Data excerpts:
----

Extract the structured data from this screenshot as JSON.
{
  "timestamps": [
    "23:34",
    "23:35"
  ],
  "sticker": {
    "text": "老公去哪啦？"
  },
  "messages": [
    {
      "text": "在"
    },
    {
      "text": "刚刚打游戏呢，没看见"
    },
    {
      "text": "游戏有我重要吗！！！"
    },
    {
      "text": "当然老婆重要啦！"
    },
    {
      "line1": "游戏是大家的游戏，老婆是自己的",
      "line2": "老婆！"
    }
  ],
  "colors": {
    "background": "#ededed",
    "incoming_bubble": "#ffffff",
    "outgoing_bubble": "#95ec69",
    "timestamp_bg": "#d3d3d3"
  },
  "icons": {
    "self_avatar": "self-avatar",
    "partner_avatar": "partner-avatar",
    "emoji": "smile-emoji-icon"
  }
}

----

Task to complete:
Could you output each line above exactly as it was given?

Answer area:
Extract the structured data from this screenshot as JSON.
{
  "timestamps": [
    "23:34",
    "23:35"
  ],
  "sticker": {
    "text": "老公去哪啦？"
  },
  "messages": [
    {
      "text": "在"
    },
    {
      "text": "刚刚打游戏呢，没看见"
    },
    {
      "text": "游戏有我重要吗！！！"
    },
    {
      "text": "当然老婆重要啦！"
    },
    {
      "line1": "游戏是大家的游戏，老婆是自己的",
      "line2": "老婆！"
    }
  ],
  "colors": {
    "background": "#ededed",
    "incoming_bubble": "#ffffff",
    "outgoing_bubble": "#95ec69",
    "timestamp_bg": "#d3d3d3"
  },
  "icons": {
    "self_avatar": "self-avatar",
    "partner_avatar": "partner-avatar",
    "emoji": "smile-emoji-icon"
  }
}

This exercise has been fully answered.